Leon Nichols, Calvin Davis and affiliates of the Project to Preserve African-American Turf History are seeking additional backing to bring the story of the 1890 Isaac Murphy-Snapper Garrison match race aboard Salvator and Tenny at Sheepshead Bay Park. The event, held after Murphy and Salvator defeated Garrison and Tenny in the Suburban earlier in the year, was billed by press at the time as a race between “Black and white.”
PPAATH was the subject of a Katie Ritz feature in the TDN in 2020. The nonprofit's founder and co-founder, Nichols and Davis, are working on their script alongside producer James Walton, and say their film is poised to be the first in U.S. filmmaking history led by a Black production team and the first to capture the contributions made and the conflicts faced by Black jockeys beginning in the late 19th Century.
Their story traces the life of Murphy, a legendary jockey and the first-ever inductee into the National Museum of Racing Hall of Fame, and says the group, “illuminates and bridges persistent racial divides.”
African American jockeys held places of prominence across the Kentucky Derby's first 27 years, said Chris Goodlett, Dir. of Curitorial & Educational Affairs at the Kentucky Derby Museum. But by the 20th Century, he said, institutional racism and segregation had taken hold.
In June 1890, amid intense racial and political unrest, Murphy was the central figure in the match race, after the owner of Tenny demanded a rematch after his loss in the Suburban.
“With `white' and `colored' signs popping up in response to Jim Crow laws,” said a release from PPAATH, “all eyes were on Murphy and his rival, Ed `Snapper' Garrison. One sealed America's fate for generations to come in a photo-finish race that was dubbed `the greatest in the history of thoroughbred racing' by the New York Times.”
“There's a lot to unpack here,” said Walton. “In 1890, Jim Crow legislation struck a severe blow to horseracing and forced out the clear majority: Black jockeys. One after another, their obituaries then piled up. High-profile Blacks' ability to do what they loved was snatched away as mobs of emboldened whites pushed for segregated tracks. Soup Perkins, who'd won the Kentucky Derby at age 15, drank himself to death by age 31. Tommy Britton committed suicide by swallowing acid. Albert Isom publicly shot himself in the head.”
“The discrimination they faced in everyday life they also faced on the racetrack–confronted with an ideology that tore apart our nation and an entire industry,” said Nichols. “'PHOTO FINISH: The Race of the Century' celebrates one man's ability to beat the odds. Before Jordon, Ali and Owens, there was Isaac Burns Murphy. He was a hero in the eyes of Blacks and unsympathetic whites knew that.
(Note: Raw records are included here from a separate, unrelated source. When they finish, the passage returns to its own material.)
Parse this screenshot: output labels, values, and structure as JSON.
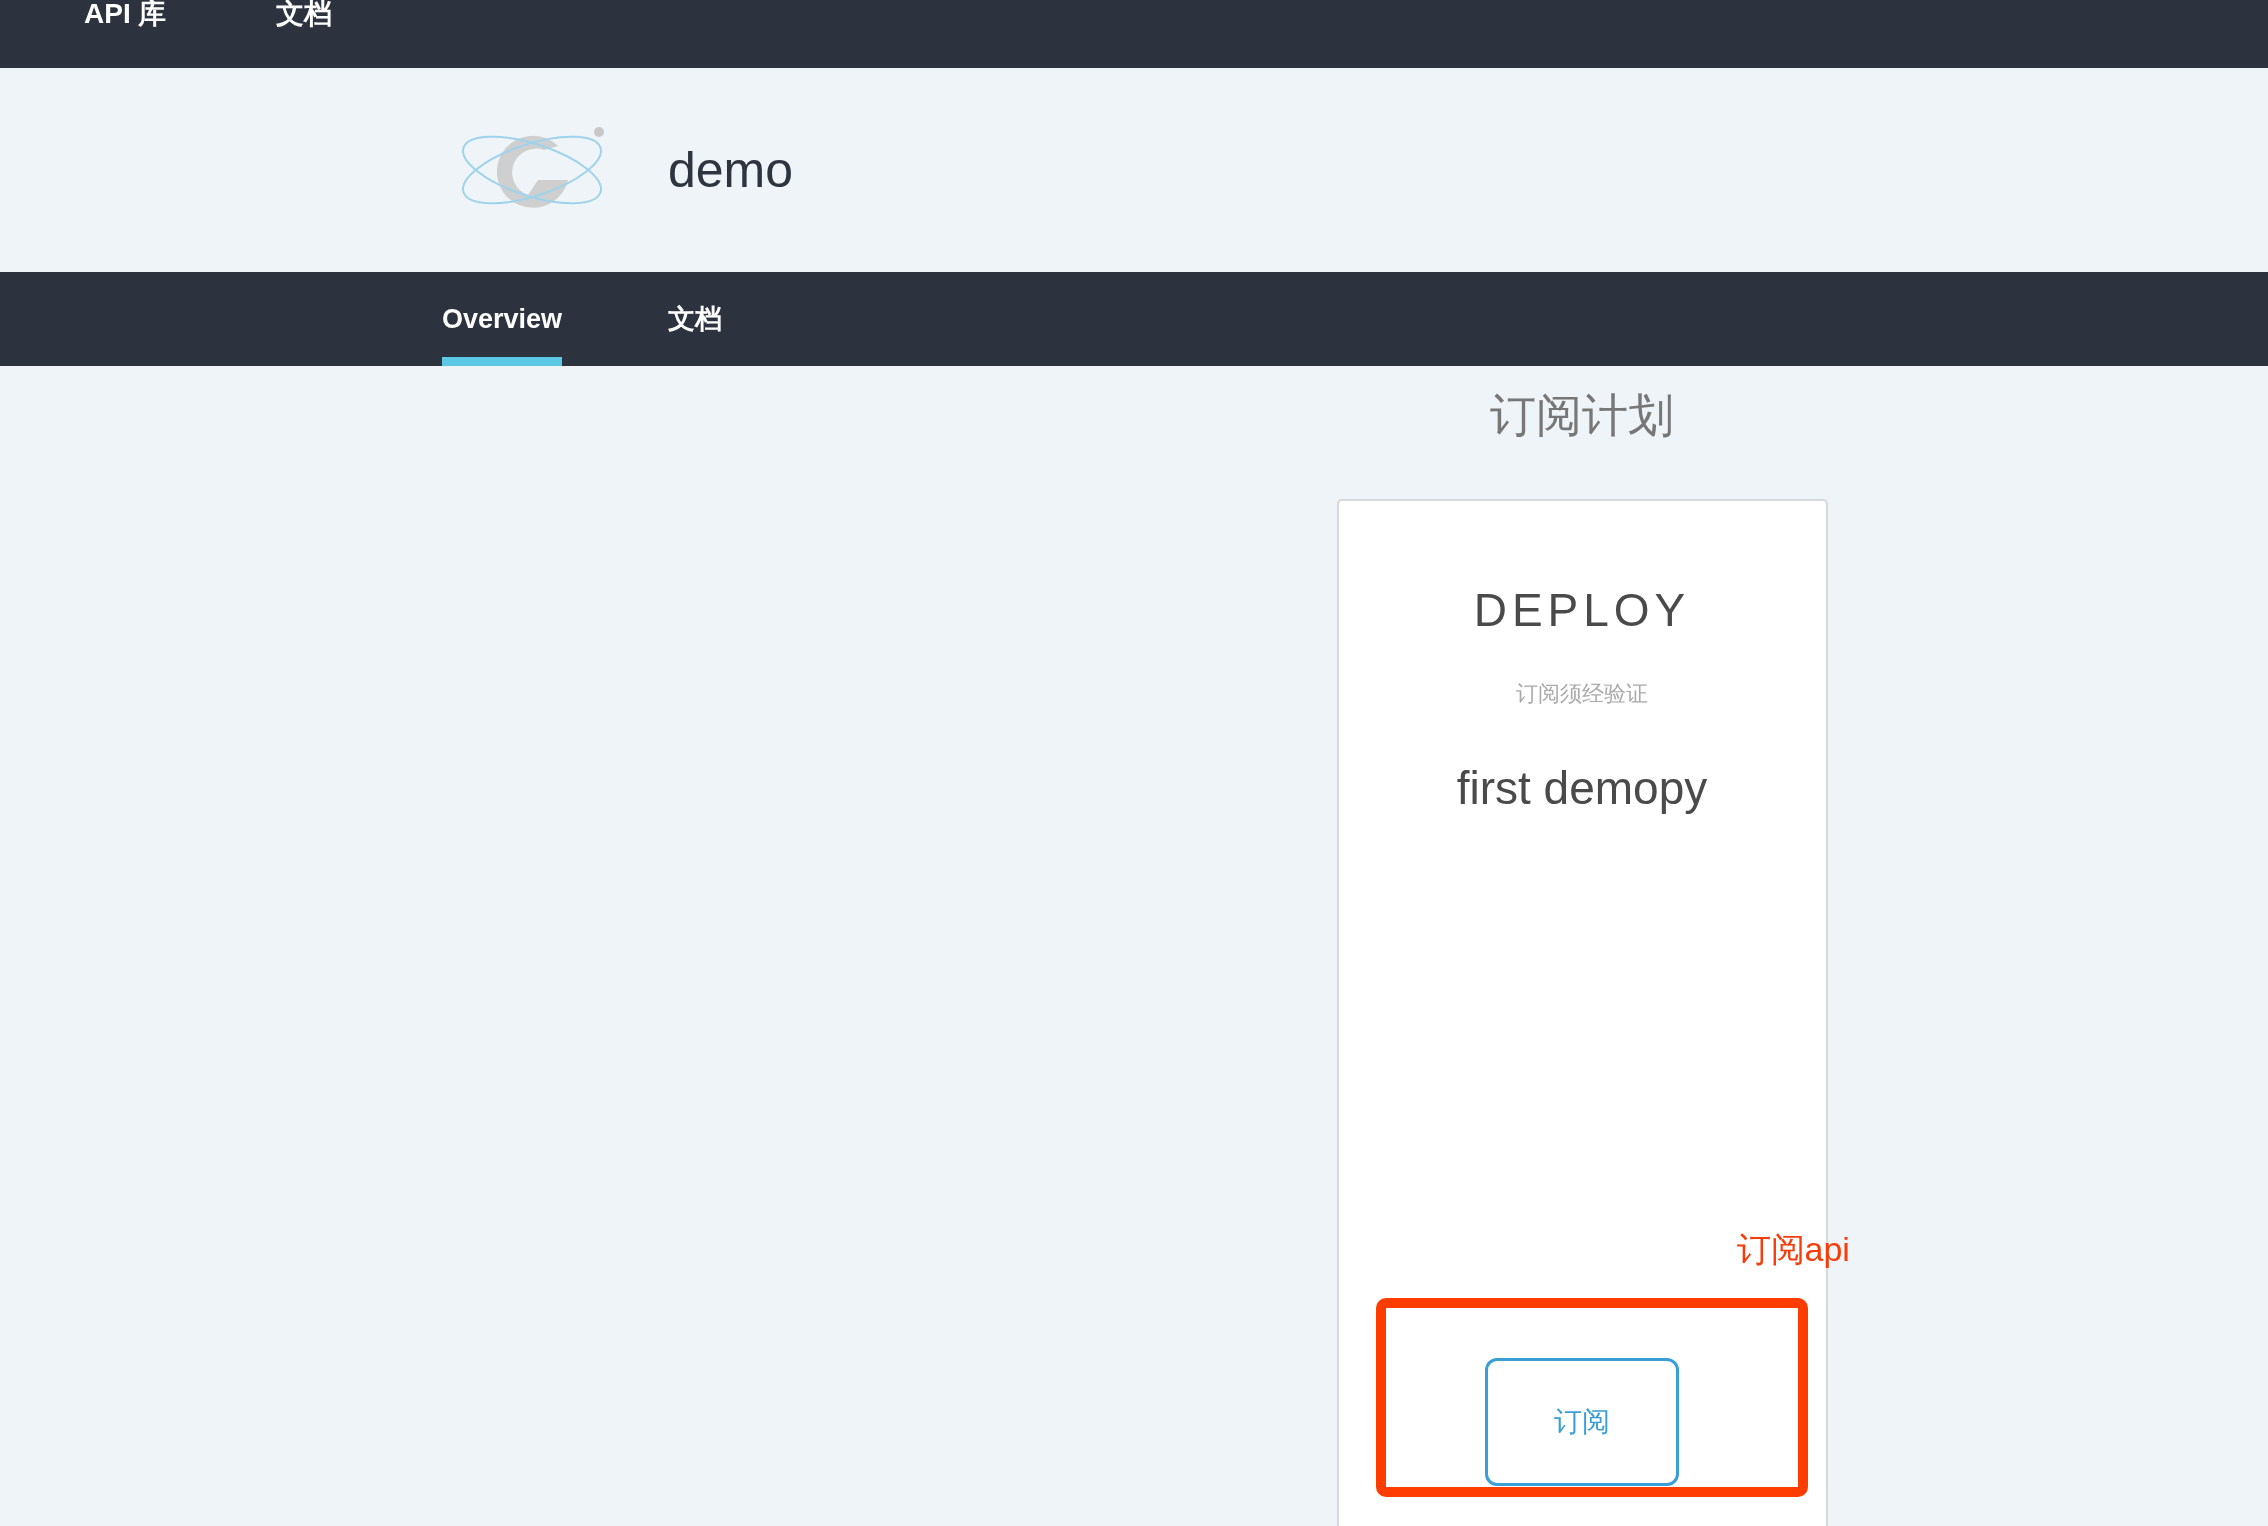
{
  "top_nav": [
    {
      "label": "API 库"
    },
    {
      "label": "文档"
    }
  ],
  "header": {
    "title": "demo"
  },
  "tabs": [
    {
      "label": "Overview",
      "selected": true
    },
    {
      "label": "文档",
      "selected": false
    }
  ],
  "section_title": "订阅计划",
  "plans": [
    {
      "name": "DEPLOY",
      "note": "订阅须经验证",
      "description": "first demopy",
      "button": "订阅"
    }
  ],
  "annotation": {
    "label": "订阅api"
  }
}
He achieved millionaire status and acclaim at a time when others feared for their safety. Yet, here we are today, in 2021…still fearful.”
PPAATH is seeking backers and tax incentives in various U.S. filmmaking hub zones in order to develop a series of films which showcase Black jockeys and pay homage to courageous acts which have gone unrecognized for more than a century. Learn more at PPAATH.org.